Why does one become a wildlife photographer? Travelling the world and capturing unique experiences surely make attractive boons. But for John Arifin, it’s the draw of nature that inspired an interest in wildlife photography.

Not many people can say they've seen Asian elephants in their natural habitat, or a flock of flamingoes in flight. But professional photographer John Arifin can, and he has a whole portfolio of works to prove it.

From his intimate photographs, it's easy to see the love and respect he has for the animals he photographs. In fact, that's part of what inspired him to get into wildlife photography in the first place. Specifically, "the openness of nature and being able to capture what I see, learning more about the subjects I take, and creating an awareness for nature appreciation and protection," he shares.

Despite having been in the business for decades, John never tires of wildlife photography. On what keeps him going, he says: "Each location and climate is different, with more to discover about the species that thrive in the area." Also, "being able to capture and share something so beautifully untouched, and connecting with like-minded people globally."

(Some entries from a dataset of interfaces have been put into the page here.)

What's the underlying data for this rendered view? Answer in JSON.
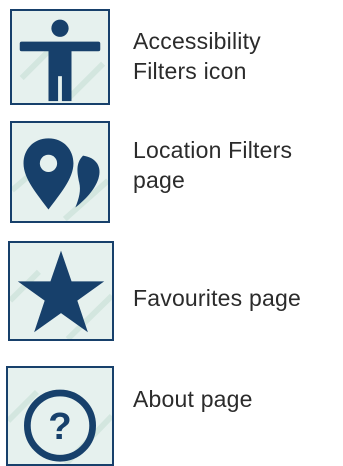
{
  "colors": {
    "icon": "#17406b",
    "tile_bg": "#e6f1ee",
    "text": "#2b2b2b"
  },
  "items": [
    {
      "icon": "accessibility-icon",
      "label": "Accessibility\nFilters icon"
    },
    {
      "icon": "location-icon",
      "label": "Location Filters\npage"
    },
    {
      "icon": "star-icon",
      "label": "Favourites page"
    },
    {
      "icon": "help-icon",
      "label": "About page"
    }
  ]
}
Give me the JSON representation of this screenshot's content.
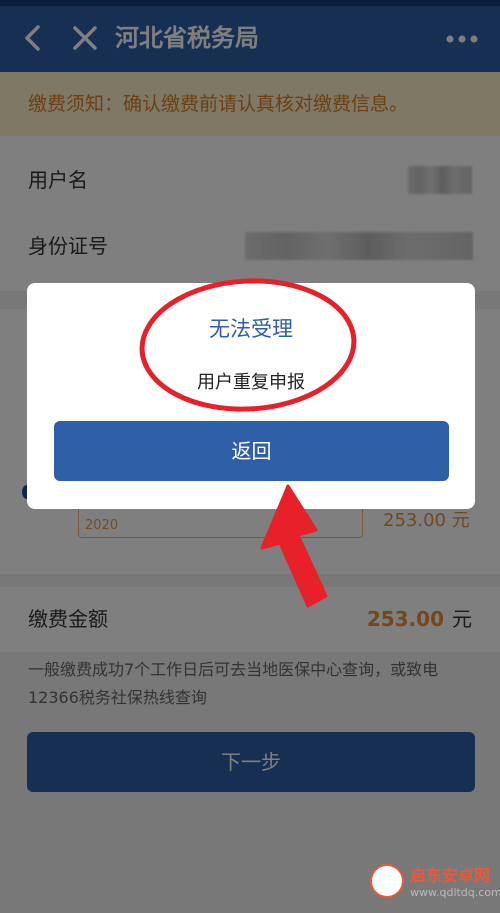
{
  "header": {
    "title": "河北省税务局",
    "icons": [
      "back-arrow-icon",
      "close-icon",
      "more-icon"
    ]
  },
  "notice": {
    "text": "缴费须知：确认缴费前请认真核对缴费信息。"
  },
  "info": {
    "username_label": "用户名",
    "idcard_label": "身份证号"
  },
  "package": {
    "year": "2020",
    "price": "253.00 元"
  },
  "amount": {
    "label": "缴费金额",
    "value": "253.00",
    "unit": "元"
  },
  "hint": "一般缴费成功7个工作日后可去当地医保中心查询，或致电12366税务社保热线查询",
  "next_button": "下一步",
  "dialog": {
    "title": "无法受理",
    "message": "用户重复申报",
    "button": "返回"
  },
  "watermark": {
    "name": "启东安卓网",
    "url": "www.qdltdq.com"
  },
  "colors": {
    "primary": "#2f5fa6",
    "accent": "#e5913c",
    "annotation": "#e8202a"
  }
}
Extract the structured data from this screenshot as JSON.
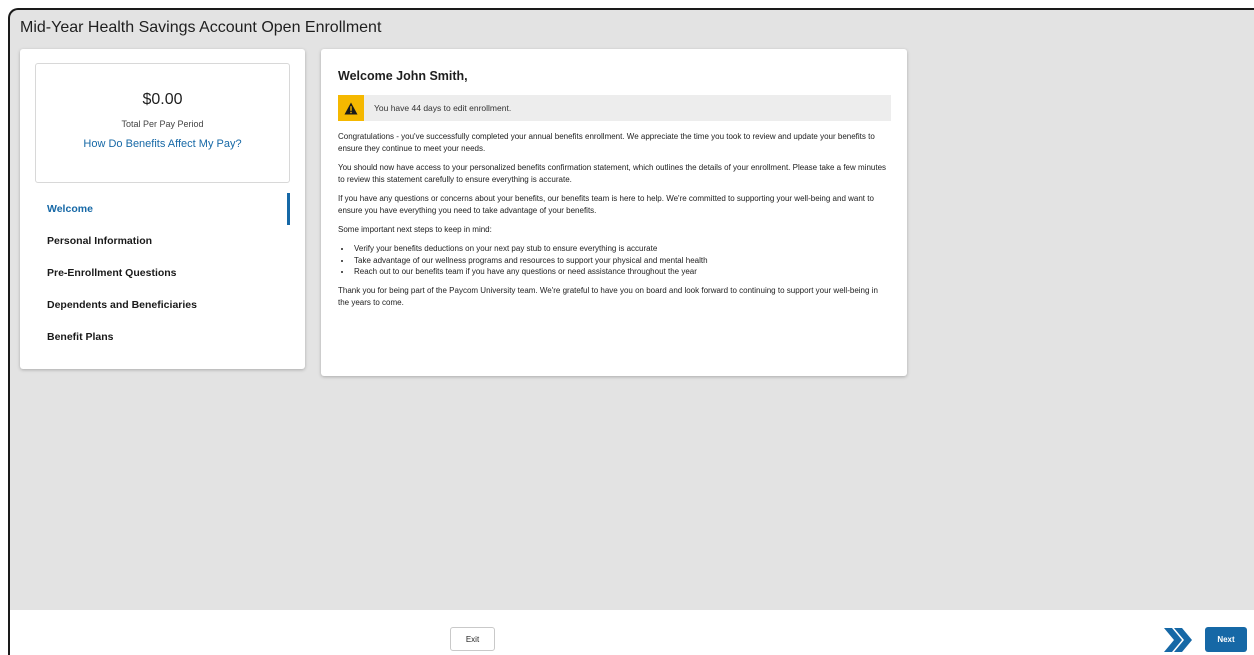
{
  "page": {
    "title": "Mid-Year Health Savings Account Open Enrollment"
  },
  "summary": {
    "amount": "$0.00",
    "amount_label": "Total Per Pay Period",
    "link": "How Do Benefits Affect My Pay?"
  },
  "nav": {
    "items": [
      {
        "label": "Welcome",
        "active": true
      },
      {
        "label": "Personal Information",
        "active": false
      },
      {
        "label": "Pre-Enrollment Questions",
        "active": false
      },
      {
        "label": "Dependents and Beneficiaries",
        "active": false
      },
      {
        "label": "Benefit Plans",
        "active": false
      }
    ]
  },
  "main": {
    "title": "Welcome John Smith,",
    "alert": "You have 44 days to edit enrollment.",
    "paragraphs": [
      "Congratulations - you've successfully completed your annual benefits enrollment. We appreciate the time you took to review and update your benefits to ensure they continue to meet your needs.",
      "You should now have access to your personalized benefits confirmation statement, which outlines the details of your enrollment. Please take a few minutes to review this statement carefully to ensure everything is accurate.",
      "If you have any questions or concerns about your benefits, our benefits team is here to help. We're committed to supporting your well-being and want to ensure you have everything you need to take advantage of your benefits.",
      "Some important next steps to keep in mind:"
    ],
    "steps": [
      "Verify your benefits deductions on your next pay stub to ensure everything is accurate",
      "Take advantage of our wellness programs and resources to support your physical and mental health",
      "Reach out to our benefits team if you have any questions or need assistance throughout the year"
    ],
    "closing": "Thank you for being part of the Paycom University team. We're grateful to have you on board and look forward to continuing to support your well-being in the years to come."
  },
  "footer": {
    "exit_label": "Exit",
    "next_label": "Next",
    "chevron_icon": "double-chevron-right-icon"
  },
  "colors": {
    "accent": "#1668a6",
    "warning": "#f5b800",
    "background": "#e3e3e3"
  }
}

For those looking to go into wildlife photography, John has a few pieces of advice. First and foremost of all, know your camera.

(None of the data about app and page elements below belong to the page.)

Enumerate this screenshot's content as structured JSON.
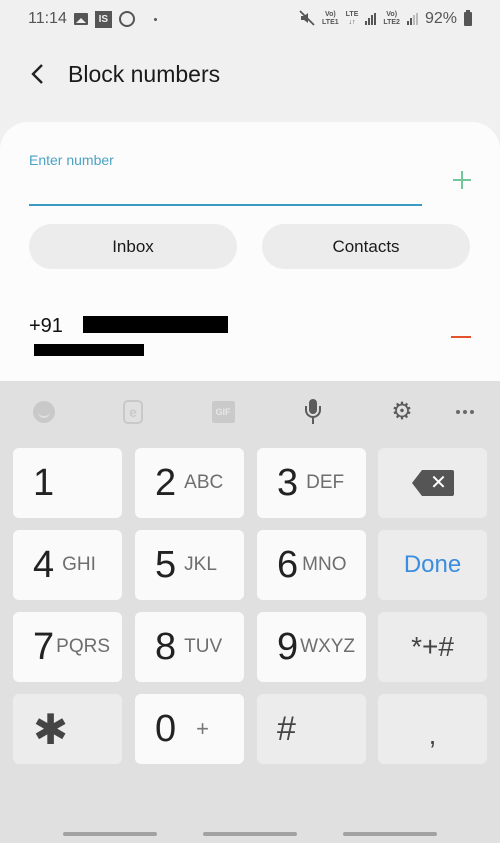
{
  "status_bar": {
    "time": "11:14",
    "notification_icons": [
      "image-icon",
      "is-app-icon",
      "whatsapp-icon",
      "more-notifications-dot"
    ],
    "is_label": "IS",
    "sim1": {
      "top": "Vo)",
      "bottom": "LTE1"
    },
    "data": {
      "top": "LTE",
      "bottom": "↓↑"
    },
    "sim2": {
      "top": "Vo)",
      "bottom": "LTE2"
    },
    "battery_percent": "92%",
    "mute_glyph": "🔇"
  },
  "header": {
    "back_icon": "chevron-left-icon",
    "title": "Block numbers"
  },
  "block_form": {
    "input_label": "Enter number",
    "input_value": "",
    "add_icon": "plus-icon",
    "add_color": "#74c79a",
    "underline_color": "#3a9cc5",
    "buttons": {
      "inbox": "Inbox",
      "contacts": "Contacts"
    }
  },
  "blocked_list": [
    {
      "number_visible_prefix": "+91",
      "number_redacted": true,
      "name_redacted": true,
      "remove_icon": "minus-icon",
      "remove_color": "#e2532d"
    }
  ],
  "keyboard": {
    "toolbar": [
      "emoji-icon",
      "sticker-icon",
      "gif-icon",
      "mic-icon",
      "gear-icon",
      "more-icon"
    ],
    "gif_label": "GIF",
    "sticker_glyph": "e",
    "gear_glyph": "⚙",
    "keys": {
      "k1": {
        "num": "1",
        "letters": ""
      },
      "k2": {
        "num": "2",
        "letters": "ABC"
      },
      "k3": {
        "num": "3",
        "letters": "DEF"
      },
      "k4": {
        "num": "4",
        "letters": "GHI"
      },
      "k5": {
        "num": "5",
        "letters": "JKL"
      },
      "k6": {
        "num": "6",
        "letters": "MNO"
      },
      "k7": {
        "num": "7",
        "letters": "PQRS"
      },
      "k8": {
        "num": "8",
        "letters": "TUV"
      },
      "k9": {
        "num": "9",
        "letters": "WXYZ"
      },
      "k0": {
        "num": "0",
        "letters": "+"
      },
      "star": "✱",
      "hash": "#",
      "symbols": "*+#",
      "comma": ",",
      "done": "Done",
      "backspace_glyph": "✕"
    },
    "done_color": "#3b8de0"
  },
  "nav_bar": [
    "recents",
    "home",
    "back"
  ]
}
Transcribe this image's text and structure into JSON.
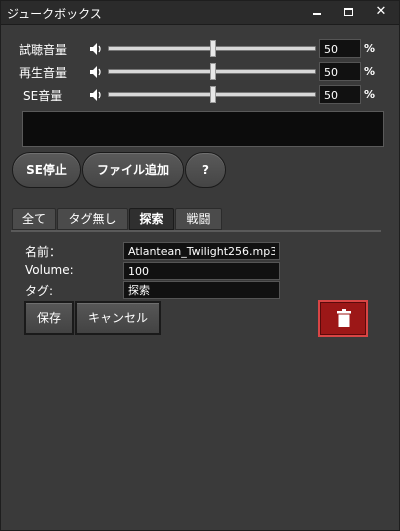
{
  "window": {
    "title": "ジュークボックス",
    "minimize_label": "_",
    "maximize_label": "□",
    "close_label": "✕"
  },
  "volumes": [
    {
      "label": "試聴音量",
      "value": "50",
      "unit": "%",
      "level": 0.5
    },
    {
      "label": "再生音量",
      "value": "50",
      "unit": "%",
      "level": 0.5
    },
    {
      "label": "SE音量",
      "value": "50",
      "unit": "%",
      "level": 0.5
    }
  ],
  "buttons": {
    "se_stop": "SE停止",
    "add_file": "ファイル追加",
    "help": "?"
  },
  "tabs": [
    {
      "label": "全て",
      "active": false
    },
    {
      "label": "タグ無し",
      "active": false
    },
    {
      "label": "探索",
      "active": true
    },
    {
      "label": "戦闘",
      "active": false
    }
  ],
  "form": {
    "name_label": "名前：",
    "name_value": "Atlantean_Twilight256.mp3",
    "volume_label": "Volume:",
    "volume_value": "100",
    "tag_label": "タグ:",
    "tag_value": "探索",
    "save_label": "保存",
    "cancel_label": "キャンセル"
  },
  "colors": {
    "accent_delete": "#9c1717",
    "background": "#3a3a3a"
  },
  "icons": [
    "speaker-icon",
    "trash-icon"
  ]
}
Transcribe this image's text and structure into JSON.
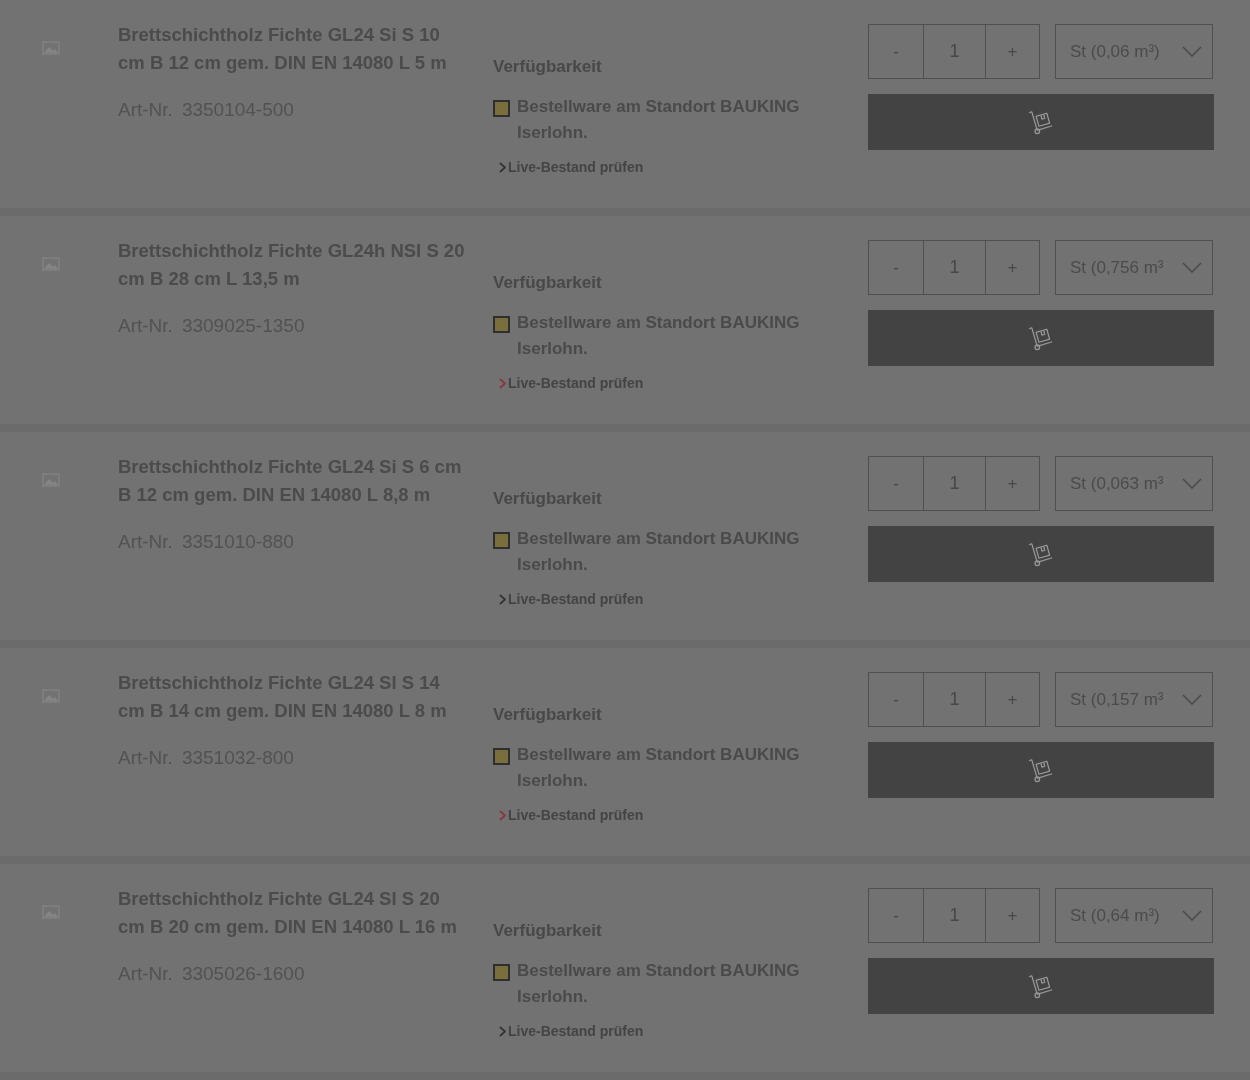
{
  "products": [
    {
      "title": "Brettschichtholz Fichte GL24 Si S 10 cm B 12 cm gem. DIN EN 14080 L 5 m",
      "article_label": "Art-Nr.",
      "article_number": "3350104-500",
      "availability_heading": "Verfügbarkeit",
      "availability_status": "Bestellware am Standort BAUKING Iserlohn.",
      "stock_link": {
        "label": "Live-Bestand prüfen",
        "color": "#333333"
      },
      "quantity": {
        "decrement": "-",
        "value": "1",
        "increment": "+"
      },
      "unit": "St (0,06 m³)"
    },
    {
      "title": "Brettschichtholz Fichte GL24h NSI S 20 cm B 28 cm L 13,5 m",
      "article_label": "Art-Nr.",
      "article_number": "3309025-1350",
      "availability_heading": "Verfügbarkeit",
      "availability_status": "Bestellware am Standort BAUKING Iserlohn.",
      "stock_link": {
        "label": "Live-Bestand prüfen",
        "color": "#8a3440"
      },
      "quantity": {
        "decrement": "-",
        "value": "1",
        "increment": "+"
      },
      "unit": "St (0,756 m³"
    },
    {
      "title": "Brettschichtholz Fichte GL24 Si S 6 cm B 12 cm gem. DIN EN 14080 L 8,8 m",
      "article_label": "Art-Nr.",
      "article_number": "3351010-880",
      "availability_heading": "Verfügbarkeit",
      "availability_status": "Bestellware am Standort BAUKING Iserlohn.",
      "stock_link": {
        "label": "Live-Bestand prüfen",
        "color": "#333333"
      },
      "quantity": {
        "decrement": "-",
        "value": "1",
        "increment": "+"
      },
      "unit": "St (0,063 m³"
    },
    {
      "title": "Brettschichtholz Fichte GL24 SI S 14 cm B 14 cm gem. DIN EN 14080 L 8 m",
      "article_label": "Art-Nr.",
      "article_number": "3351032-800",
      "availability_heading": "Verfügbarkeit",
      "availability_status": "Bestellware am Standort BAUKING Iserlohn.",
      "stock_link": {
        "label": "Live-Bestand prüfen",
        "color": "#8a3440"
      },
      "quantity": {
        "decrement": "-",
        "value": "1",
        "increment": "+"
      },
      "unit": "St (0,157 m³"
    },
    {
      "title": "Brettschichtholz Fichte GL24 SI S 20 cm B 20 cm gem. DIN EN 14080 L 16 m",
      "article_label": "Art-Nr.",
      "article_number": "3305026-1600",
      "availability_heading": "Verfügbarkeit",
      "availability_status": "Bestellware am Standort BAUKING Iserlohn.",
      "stock_link": {
        "label": "Live-Bestand prüfen",
        "color": "#333333"
      },
      "quantity": {
        "decrement": "-",
        "value": "1",
        "increment": "+"
      },
      "unit": "St (0,64 m³)"
    }
  ]
}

"Master the photography skills and know your camera well to maximise the functions and capabilities of the camera," he says. Personally, he uses the Canon EOS 5D Mark III for capturing details even in dim light, and the Canon EOS 7D Mark II for reaching faraway subjects and fast action in relatively good light.

For lenses, he uses a rather wide variety: EF600mm f/4L IS II USM for birds; EF100-400mm f/4.5-5.6L IS II USM for mammals, EF70-300mm f/4-5.6L IS USM for macro and general photography with Close-up Lens 500D; and EF17-40mm f/4L USM for environment, landscape and portrait.

He also advises that you get to know your subject "so that you know more about its behavior, when and where to find them." It also helps to know your timings and seasons well so you have a better chance to capture your subjects in an ideal setting.
Above all, it's important to have the right mindset. "Respect nature, don't interfere and disturb nature just for the sake of an image," he says. "Have the spirit to venture further while being careful about where you are treading."

Photos taken by John Arifin

John Arifin

A Singapore based photographer and educator. John was awarded with Associateship from Royal Photography Society (RPS) in UK in 1992. Back then he wished that he had a mentor to help and guide him on photography. With that in mind, John decided to share his experience and skills. John and his wife, Anna now travel across Asia to document wildlife and culture. They share their travel stories and photos in PhotoTravelAsia and contributed to Asian Geographic, Asian Photography, Asian Escape, Wingspan-Birds Australia and Spa Asia. John received “Best of The Decade Award ” in photojournalism from Asian Geographic Magazine in 2009.